Deacon-structing Baptism Part 3: The Ritual

Deacon Pedro

February 4, 2018
Pope Francis celebrates the baptism of 13 babies from earthquake zones in Italy in the chapel of the Domus Sanctae Marthae at the Vatican Jan. 14. 2017.(CNS photo/L'Osservatore Romano, handout)
Last time we concluded that Baptism welcomes us into the family of God and after Baptism we belong to God. Now let’s look at the baptism ritual.
All Sacrament ritual includes three moments: anamnesis (remembering), epiclesis (coming of the Holy Spirit), doxology (praise). In Baptism we remember the healing waters, we remember Christ’s death and resurrection, we call upon the Holy Spirit to descend upon the person being baptised and we praise God for his goodness.

Matter and Form

Remember also that all rituals of Sacraments consist of matter and form. In the case of Baptism the matter is the water being poured and the form are the words: “I baptise you in the name of the Father, the Son and the Holy Spirit.” Without these two elements, the Sacrament does not take place. The ordinary ministers of Baptism are priests or deacons although anyone can administer Baptism in an emergency (we are all extraordinary ministers).

Why water?

Once, Jesus said to a man named Nicodemus that no one can see the kingdom of God without being born from above. Nicodemus asked, “How can anyone be born after having grown old? Can one re-enter a mother’s womb?” Jesus answered, “Truly I tell you, no one can enter the kingdom of God, without being born of water and spirit.” (John 3:5)
Since the beginning of the world, water has been a source of life. The book of Genesis says that God breathed upon the waters, blessing it and making it the wellspring of all holiness. Then of course we have the story of Noah’s Ark, where the waters came to put an end to sin and Noah and his family were saved. And then there’s the story of the crossing of the Red Sea, where God liberated the Jewish people from the Egyptians. So, in Baptism, we remember that God blesses us, saves us and liberates us.


As I wrote last week, the word Baptism comes from the Greek word baptizein, meaning to plunge or to submerge. And so the “plunging” into the water represents being buried with Jesus, so we can die to our old self or way of life, and the coming up as a new creature. The Sacrament of Baptism is also called “the washing of regeneration and renewal by the Holy spirit” (from Titus 3:5 – let’s not forget the action of the Holy Spirit in this Sacrament) because Baptism actually brings about the birth of water and spirit without which no one can enter the Kingdom of God (as Jesus explained to Nicodemus).
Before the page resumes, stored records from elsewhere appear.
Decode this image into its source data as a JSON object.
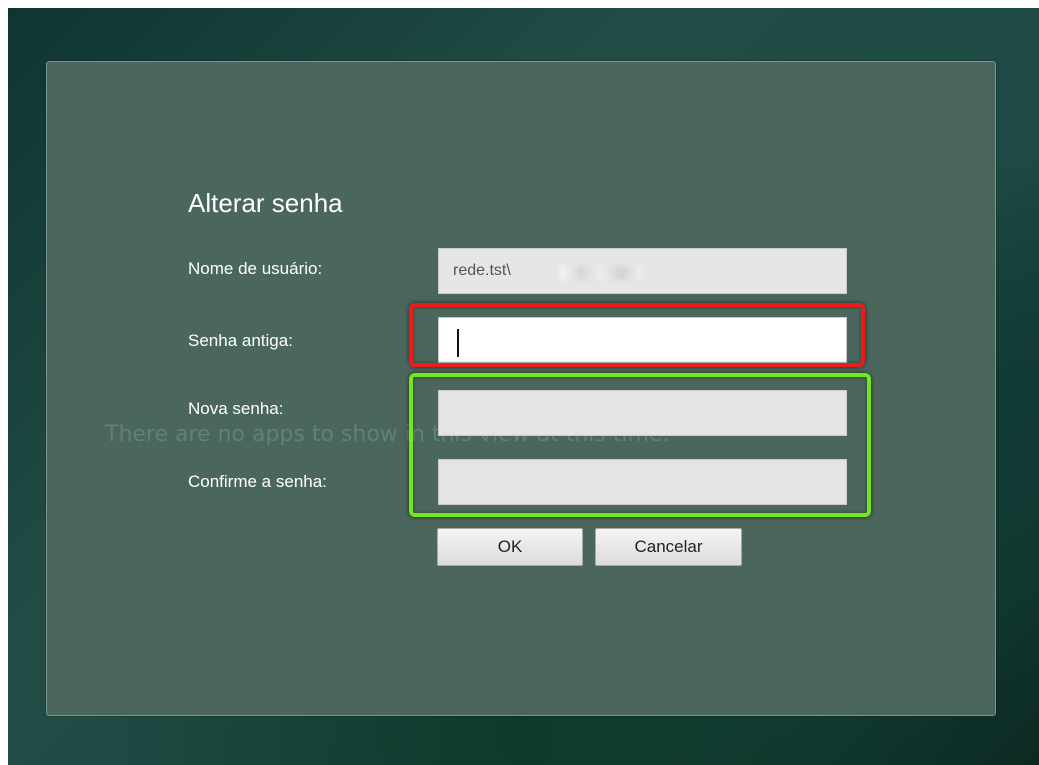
{
  "dialog": {
    "title": "Alterar senha",
    "background_message": "There are no apps to show in this view at this time."
  },
  "form": {
    "username": {
      "label": "Nome de usuário:",
      "value": "rede.tst\\"
    },
    "old_password": {
      "label": "Senha antiga:",
      "value": ""
    },
    "new_password": {
      "label": "Nova senha:",
      "value": ""
    },
    "confirm_password": {
      "label": "Confirme a senha:",
      "value": ""
    }
  },
  "buttons": {
    "ok": "OK",
    "cancel": "Cancelar"
  },
  "highlights": {
    "old_password_color": "#ee1b1b",
    "new_passwords_color": "#6fe81e"
  }
}
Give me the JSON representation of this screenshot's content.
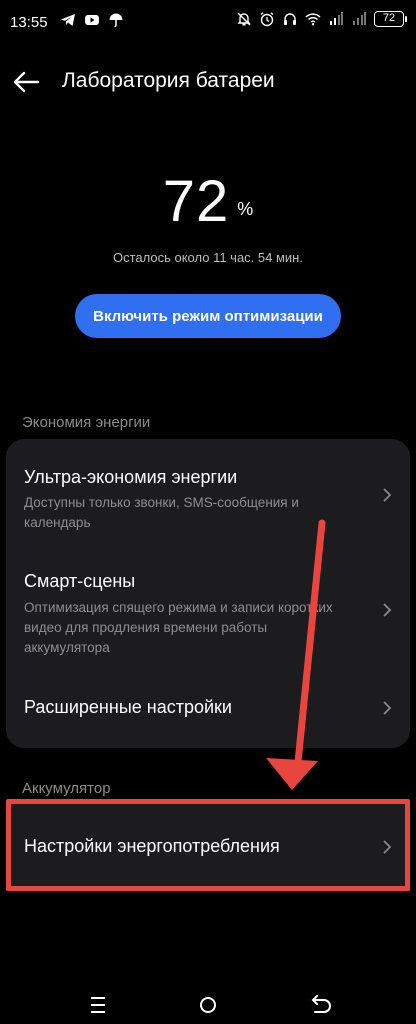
{
  "status_bar": {
    "time": "13:55",
    "left_icons": [
      "telegram-icon",
      "youtube-icon",
      "umbrella-icon"
    ],
    "right_icons": [
      "mute-icon",
      "alarm-icon",
      "headset-icon",
      "wifi-icon",
      "signal-icon",
      "signal-icon-2"
    ],
    "battery": "72"
  },
  "header": {
    "back_icon": "arrow-left-icon",
    "title": "Лаборатория батареи"
  },
  "battery": {
    "percent_value": "72",
    "percent_sign": "%",
    "remaining": "Осталось около 11 час.  54 мин."
  },
  "optimize_button": {
    "label": "Включить режим оптимизации",
    "color": "#2f6ff0"
  },
  "energy_saving": {
    "section_label": "Экономия энергии",
    "items": [
      {
        "title": "Ультра-экономия энергии",
        "subtitle": "Доступны только звонки, SMS-сообщения и календарь"
      },
      {
        "title": "Смарт-сцены",
        "subtitle": "Оптимизация спящего режима и записи коротких видео для продления времени работы аккумулятора"
      },
      {
        "title": "Расширенные настройки",
        "subtitle": ""
      }
    ]
  },
  "accumulator": {
    "section_label": "Аккумулятор",
    "items": [
      {
        "title": "Настройки энергопотребления"
      }
    ]
  },
  "annotation": {
    "color": "#e8453e"
  },
  "nav_bar": {
    "icons": [
      "menu-icon",
      "home-icon",
      "back-icon"
    ]
  }
}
So now you should understand why the Catechism of the Catholic Church says (CCC#1279-1280) that in Baptism we receive the following graces:
  • We are purified from original sin and all personal sin
  • We become new creatures in Christ
  • We are incorporated into the body of Christ, the Church
  • We are left with an indelible mark that cannot be erased.
Baptism is like the gateway to all the other Sacraments. Without Baptism you can’t receive any of the other Sacraments. And let’s not forget that Baptism used to be celebrated along with Confirmation and First Eucharist (as it still is during the Easter Vigil). The Sacraments of initiation include all three. They’ve been separated, because little babies and seven-year-olds can’t really understand what it all means and because grace is given in three distinct moments. In Baptism we celebrate the first moment of the Rites of Initiation: the grace that cleanses us from original sin and gives us to God so we can belong to God.

Deep Longings

But for me, it’s always important to remember that all the Sacraments satisfy a deep human longing. In Baptism God satisfies our human longing for belonging by welcoming us into His family, and giving us his own life.
In Baptism we become a new creation in Christ through the power of the Holy Spirit and are freed from the power of death. Baptism incorporates us into Christ and forms us into God’s people where we can truly and honestly call God Abba, Father.
Send in your comments. Always love to read them.
This post is the conclusion of a 3-part series on Baptism. Read all of them:
part one, part two
DcnPedroEvery week, Deacon Pedro takes a particular topic apart, not so much to explore or explain the subject to its fullness, but rather to provide insights that will deepen our understanding of the subject. And don’t worry, at the end of the day he always puts the pieces back together. There are no limits to deaconstructing: Write to him and ask any questions about the faith or Church teaching:[email protected] @deaconpedrogm